Website and app data records

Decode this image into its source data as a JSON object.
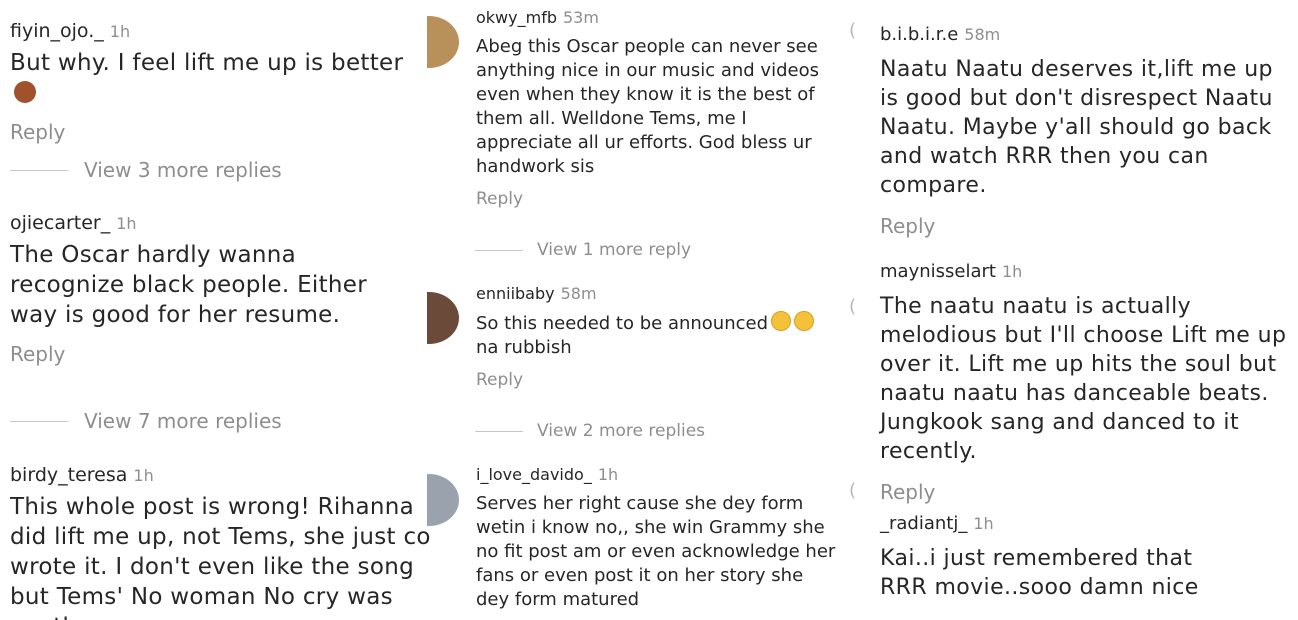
{
  "columns": {
    "left": {
      "comments": [
        {
          "username": "fiyin_ojo._",
          "time": "1h",
          "text": "But why. I feel lift me up is better",
          "emoji": "person-gesturing-icon",
          "reply": "Reply",
          "view_more": "View 3 more replies"
        },
        {
          "username": "ojiecarter_",
          "time": "1h",
          "text": "The Oscar hardly wanna recognize black people. Either way is good for her resume.",
          "reply": "Reply",
          "view_more": "View 7 more replies"
        },
        {
          "username": "birdy_teresa",
          "time": "1h",
          "text": "This whole post is wrong! Rihanna did lift me up, not Tems, she just co wrote it. I don't even like the song but Tems' No woman No cry was worthy"
        }
      ]
    },
    "middle": {
      "comments": [
        {
          "username": "okwy_mfb",
          "time": "53m",
          "text": "Abeg this Oscar people can never see anything nice in our music and videos even when they know it is the best of them all. Welldone Tems, me I appreciate all ur efforts.  God bless ur handwork sis",
          "reply": "Reply",
          "view_more": "View 1 more reply",
          "avatar_color": "#b8915a"
        },
        {
          "username": "enniibaby",
          "time": "58m",
          "text": "So this needed to be announced",
          "text2": "na rubbish",
          "emoji": "tired-face-icon",
          "reply": "Reply",
          "view_more": "View 2 more replies",
          "avatar_color": "#6b4a3a"
        },
        {
          "username": "i_love_davido_",
          "time": "1h",
          "text": "Serves her right cause she dey form wetin i know no,, she win Grammy she no fit post am or even acknowledge her fans or even post it on her story she dey form matured",
          "avatar_color": "#9aa3ad"
        }
      ]
    },
    "right": {
      "comments": [
        {
          "username": "b.i.b.i.r.e",
          "time": "58m",
          "text": "Naatu Naatu deserves it,lift me up is good but don't disrespect Naatu Naatu. Maybe y'all should go back and watch RRR then you can compare.",
          "reply": "Reply"
        },
        {
          "username": "maynisselart",
          "time": "1h",
          "text": "The naatu naatu is actually melodious but I'll choose Lift me up over it. Lift me up hits the soul but naatu naatu has danceable beats. Jungkook sang and danced to it recently.",
          "reply": "Reply"
        },
        {
          "username": "_radiantj_",
          "time": "1h",
          "text": "Kai..i just remembered that RRR movie..sooo damn nice"
        }
      ]
    }
  }
}
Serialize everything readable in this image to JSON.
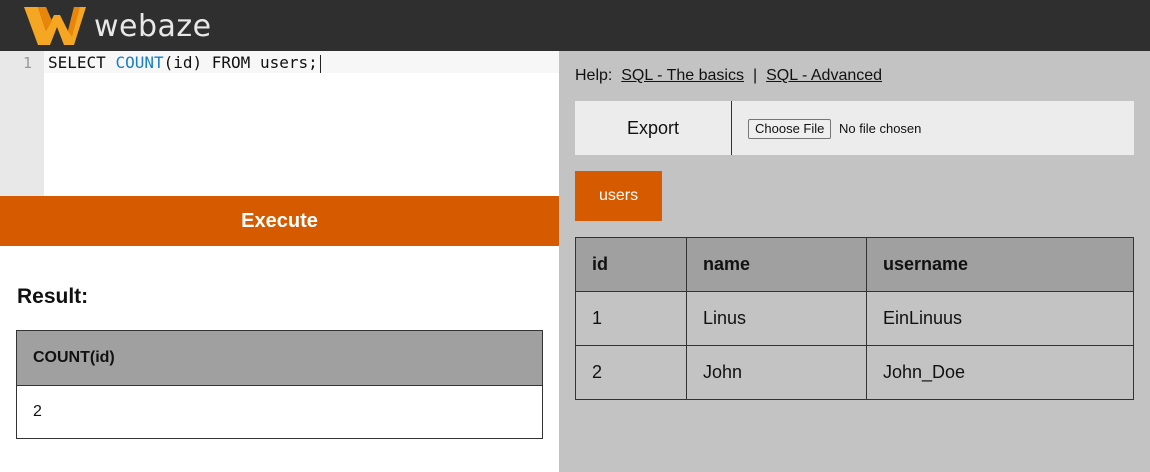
{
  "brand": {
    "name": "webaze",
    "logo_colors": [
      "#f5a623",
      "#e8860c"
    ]
  },
  "editor": {
    "line_number": "1",
    "code": {
      "part1": "SELECT ",
      "keyword": "COUNT",
      "part2": "(id) FROM users;"
    },
    "keyword_color": "#1a7fc6"
  },
  "execute_label": "Execute",
  "result": {
    "title": "Result:",
    "columns": [
      "COUNT(id)"
    ],
    "rows": [
      [
        "2"
      ]
    ]
  },
  "help": {
    "label": "Help:",
    "links": [
      "SQL - The basics",
      "SQL - Advanced"
    ],
    "separator": "|"
  },
  "toolbar": {
    "export_label": "Export",
    "file_button_label": "Choose File",
    "file_status": "No file chosen"
  },
  "tables": {
    "tabs": [
      "users"
    ],
    "active_tab": "users"
  },
  "data_table": {
    "columns": [
      "id",
      "name",
      "username"
    ],
    "rows": [
      [
        "1",
        "Linus",
        "EinLinuus"
      ],
      [
        "2",
        "John",
        "John_Doe"
      ]
    ]
  },
  "colors": {
    "accent": "#d65b00",
    "header_bg": "#2f2f2f",
    "panel_bg": "#c3c3c3"
  }
}
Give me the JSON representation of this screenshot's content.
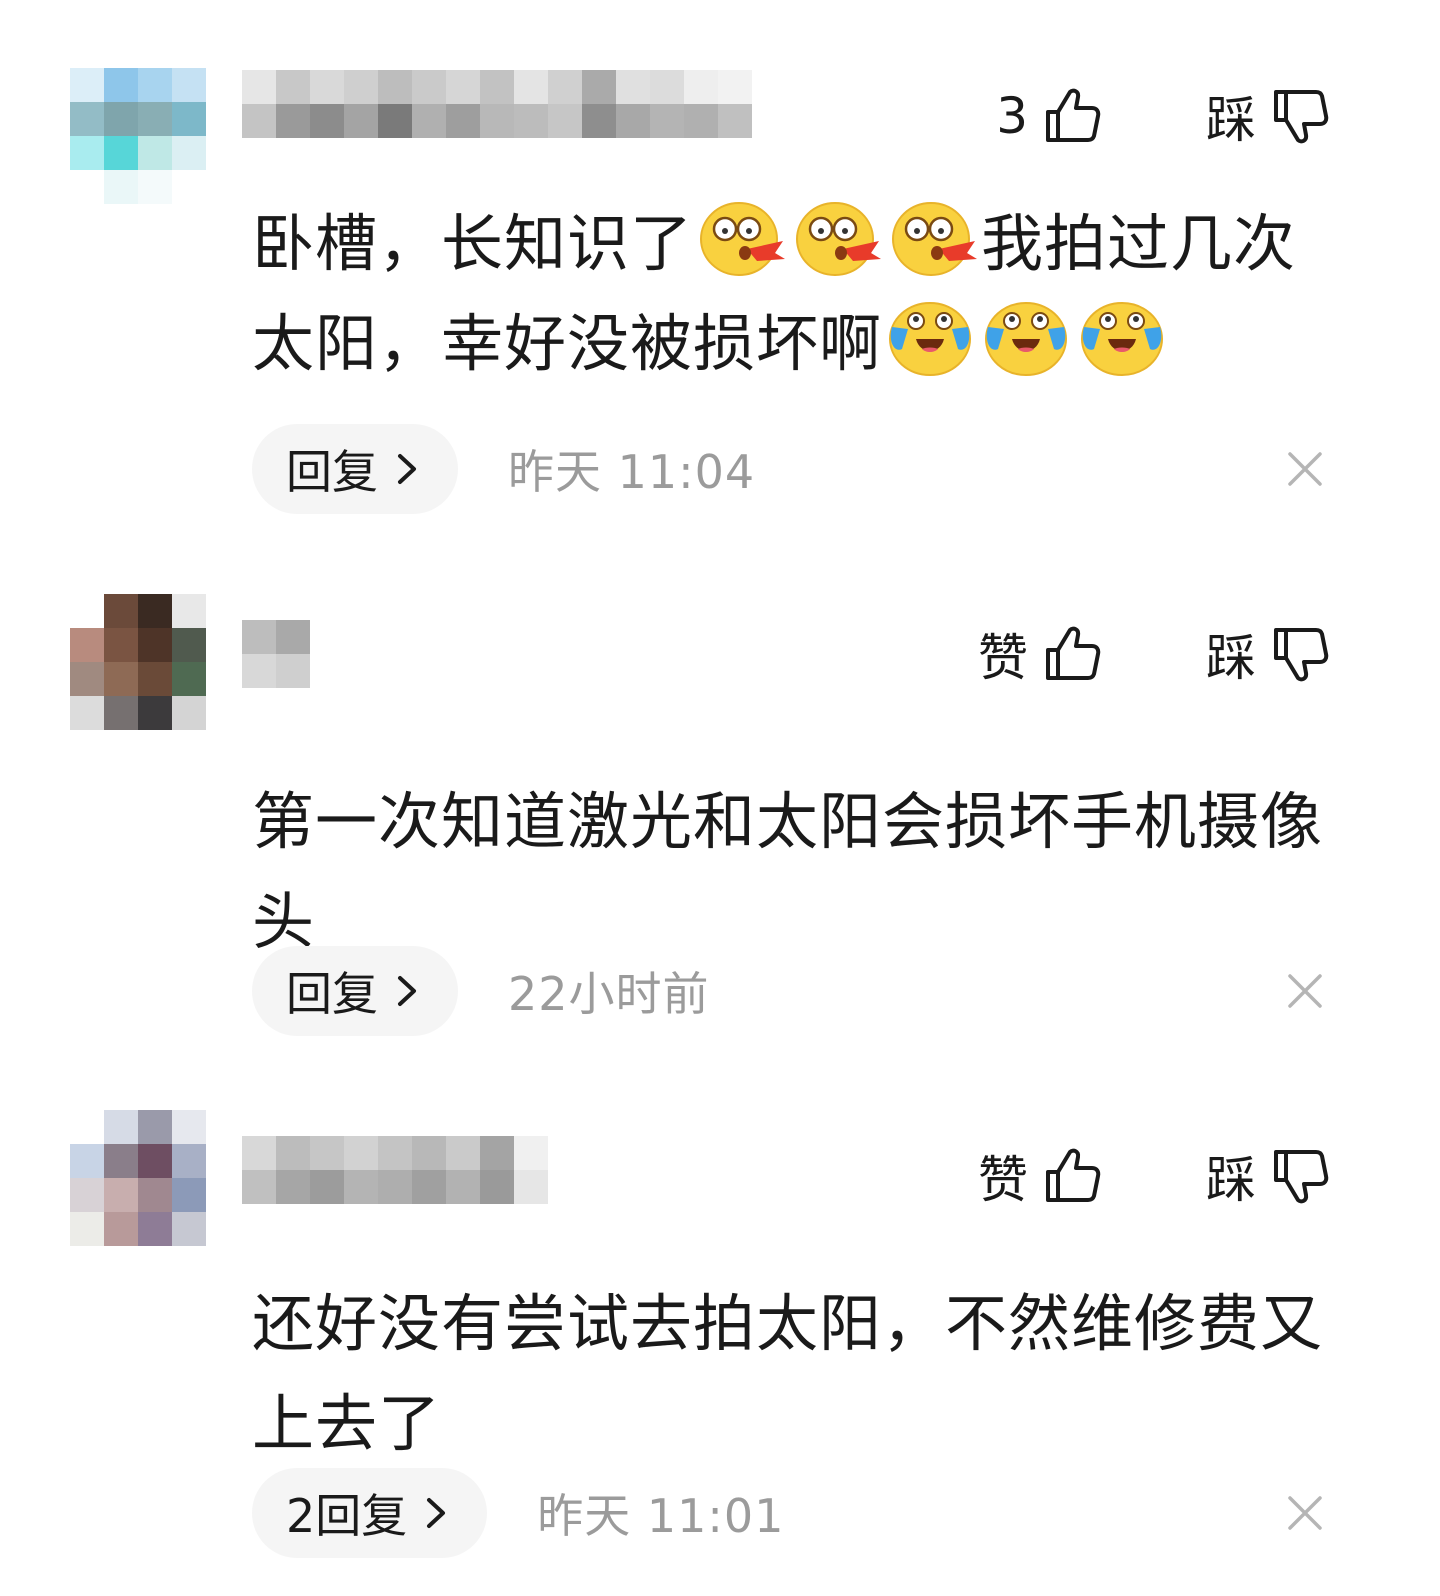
{
  "comments": [
    {
      "like_label": "3",
      "dislike_label": "踩",
      "text_parts": [
        "卧槽，长知识了",
        "我拍过几次太阳，幸好没被损坏啊"
      ],
      "reply_label": "回复",
      "time": "昨天  11:04"
    },
    {
      "like_label": "赞",
      "dislike_label": "踩",
      "text": "第一次知道激光和太阳会损坏手机摄像头",
      "reply_label": "回复",
      "time": "22小时前"
    },
    {
      "like_label": "赞",
      "dislike_label": "踩",
      "text": "还好没有尝试去拍太阳，不然维修费又上去了",
      "reply_label": "2回复",
      "time": "昨天  11:01"
    }
  ],
  "icons": {
    "like": "thumbs-up-icon",
    "dislike": "thumbs-down-icon",
    "reply_more": "chevron-right-icon",
    "close": "close-icon",
    "emoji_a": "shocked-spitting-emoji",
    "emoji_b": "crying-laughing-emoji"
  },
  "colors": {
    "text": "#1a1a1a",
    "muted": "#9b9b9b",
    "reply_bg": "#f5f5f5",
    "close": "#b5b5b5"
  }
}
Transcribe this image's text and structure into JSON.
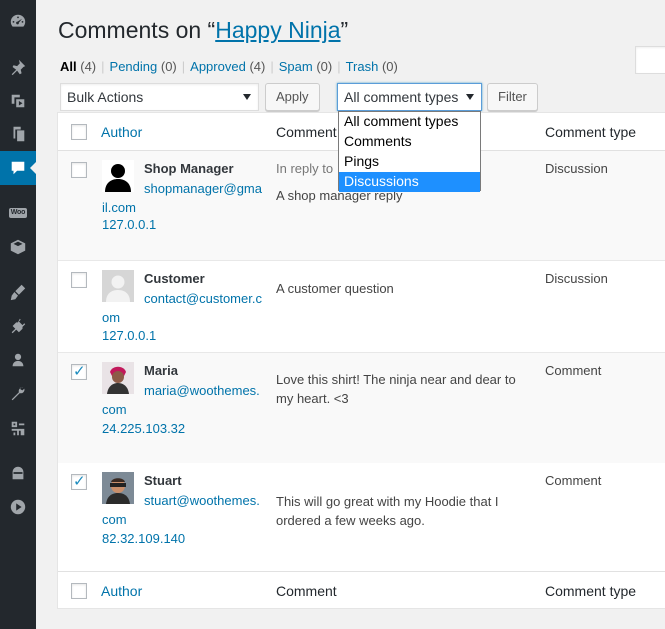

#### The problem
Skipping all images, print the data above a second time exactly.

#### Task output
Decode this image into its source data as a JSON object.
{
  "columns": {
    "left": {
      "comments": [
        {
          "username": "fiyin_ojo._",
          "time": "1h",
          "text": "But why. I feel lift me up is better",
          "emoji": "person-gesturing-icon",
          "reply": "Reply",
          "view_more": "View 3 more replies"
        },
        {
          "username": "ojiecarter_",
          "time": "1h",
          "text": "The Oscar hardly wanna recognize black people. Either way is good for her resume.",
          "reply": "Reply",
          "view_more": "View 7 more replies"
        },
        {
          "username": "birdy_teresa",
          "time": "1h",
          "text": "This whole post is wrong! Rihanna did lift me up, not Tems, she just co wrote it. I don't even like the song but Tems' No woman No cry was worthy"
        }
      ]
    },
    "middle": {
      "comments": [
        {
          "username": "okwy_mfb",
          "time": "53m",
          "text": "Abeg this Oscar people can never see anything nice in our music and videos even when they know it is the best of them all. Welldone Tems, me I appreciate all ur efforts.  God bless ur handwork sis",
          "reply": "Reply",
          "view_more": "View 1 more reply",
          "avatar_color": "#b8915a"
        },
        {
          "username": "enniibaby",
          "time": "58m",
          "text": "So this needed to be announced",
          "text2": "na rubbish",
          "emoji": "tired-face-icon",
          "reply": "Reply",
          "view_more": "View 2 more replies",
          "avatar_color": "#6b4a3a"
        },
        {
          "username": "i_love_davido_",
          "time": "1h",
          "text": "Serves her right cause she dey form wetin i know no,, she win Grammy she no fit post am or even acknowledge her fans or even post it on her story she dey form matured",
          "avatar_color": "#9aa3ad"
        }
      ]
    },
    "right": {
      "comments": [
        {
          "username": "b.i.b.i.r.e",
          "time": "58m",
          "text": "Naatu Naatu deserves it,lift me up is good but don't disrespect Naatu Naatu. Maybe y'all should go back and watch RRR then you can compare.",
          "reply": "Reply"
        },
        {
          "username": "maynisselart",
          "time": "1h",
          "text": "The naatu naatu is actually melodious but I'll choose Lift me up over it. Lift me up hits the soul but naatu naatu has danceable beats. Jungkook sang and danced to it recently.",
          "reply": "Reply"
        },
        {
          "username": "_radiantj_",
          "time": "1h",
          "text": "Kai..i just remembered that RRR movie..sooo damn nice"
        }
      ]
    }
  }
}
Serialize everything readable in this image to JSON.
{
  "brand": {
    "name": "webaze",
    "logo_colors": [
      "#f5a623",
      "#e8860c"
    ]
  },
  "editor": {
    "line_number": "1",
    "code": {
      "part1": "SELECT ",
      "keyword": "COUNT",
      "part2": "(id) FROM users;"
    },
    "keyword_color": "#1a7fc6"
  },
  "execute_label": "Execute",
  "result": {
    "title": "Result:",
    "columns": [
      "COUNT(id)"
    ],
    "rows": [
      [
        "2"
      ]
    ]
  },
  "help": {
    "label": "Help:",
    "links": [
      "SQL - The basics",
      "SQL - Advanced"
    ],
    "separator": "|"
  },
  "toolbar": {
    "export_label": "Export",
    "file_button_label": "Choose File",
    "file_status": "No file chosen"
  },
  "tables": {
    "tabs": [
      "users"
    ],
    "active_tab": "users"
  },
  "data_table": {
    "columns": [
      "id",
      "name",
      "username"
    ],
    "rows": [
      [
        "1",
        "Linus",
        "EinLinuus"
      ],
      [
        "2",
        "John",
        "John_Doe"
      ]
    ]
  },
  "colors": {
    "accent": "#d65b00",
    "header_bg": "#2f2f2f",
    "panel_bg": "#c3c3c3"
  }
}
Give me the JSON representation of this screenshot's content.
{
  "comments": [
    {
      "like_label": "3",
      "dislike_label": "踩",
      "text_parts": [
        "卧槽，长知识了",
        "我拍过几次太阳，幸好没被损坏啊"
      ],
      "reply_label": "回复",
      "time": "昨天  11:04"
    },
    {
      "like_label": "赞",
      "dislike_label": "踩",
      "text": "第一次知道激光和太阳会损坏手机摄像头",
      "reply_label": "回复",
      "time": "22小时前"
    },
    {
      "like_label": "赞",
      "dislike_label": "踩",
      "text": "还好没有尝试去拍太阳，不然维修费又上去了",
      "reply_label": "2回复",
      "time": "昨天  11:01"
    }
  ],
  "icons": {
    "like": "thumbs-up-icon",
    "dislike": "thumbs-down-icon",
    "reply_more": "chevron-right-icon",
    "close": "close-icon",
    "emoji_a": "shocked-spitting-emoji",
    "emoji_b": "crying-laughing-emoji"
  },
  "colors": {
    "text": "#1a1a1a",
    "muted": "#9b9b9b",
    "reply_bg": "#f5f5f5",
    "close": "#b5b5b5"
  }
}
Transcribe this image's text and structure into JSON.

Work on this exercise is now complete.